## DATA FOR THIS TASK
----

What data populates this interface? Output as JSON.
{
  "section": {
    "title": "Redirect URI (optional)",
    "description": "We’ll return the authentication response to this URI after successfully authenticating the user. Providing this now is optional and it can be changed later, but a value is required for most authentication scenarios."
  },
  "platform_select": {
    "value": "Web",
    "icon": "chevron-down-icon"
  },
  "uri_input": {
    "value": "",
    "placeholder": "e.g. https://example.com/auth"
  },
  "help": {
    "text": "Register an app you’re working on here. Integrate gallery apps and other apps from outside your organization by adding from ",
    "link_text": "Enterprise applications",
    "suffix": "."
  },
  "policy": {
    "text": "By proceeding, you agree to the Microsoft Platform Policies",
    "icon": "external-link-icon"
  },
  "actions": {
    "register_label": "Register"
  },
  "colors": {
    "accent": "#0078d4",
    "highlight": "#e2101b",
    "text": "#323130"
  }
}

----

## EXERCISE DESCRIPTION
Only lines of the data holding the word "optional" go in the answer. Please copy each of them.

## SOLUTION
    "title": "Redirect URI (optional)",
    "description": "We’ll return the authentication response to this URI after successfully authenticating the user. Providing this now is optional and it can be changed later, but a value is required for most authentication scenarios."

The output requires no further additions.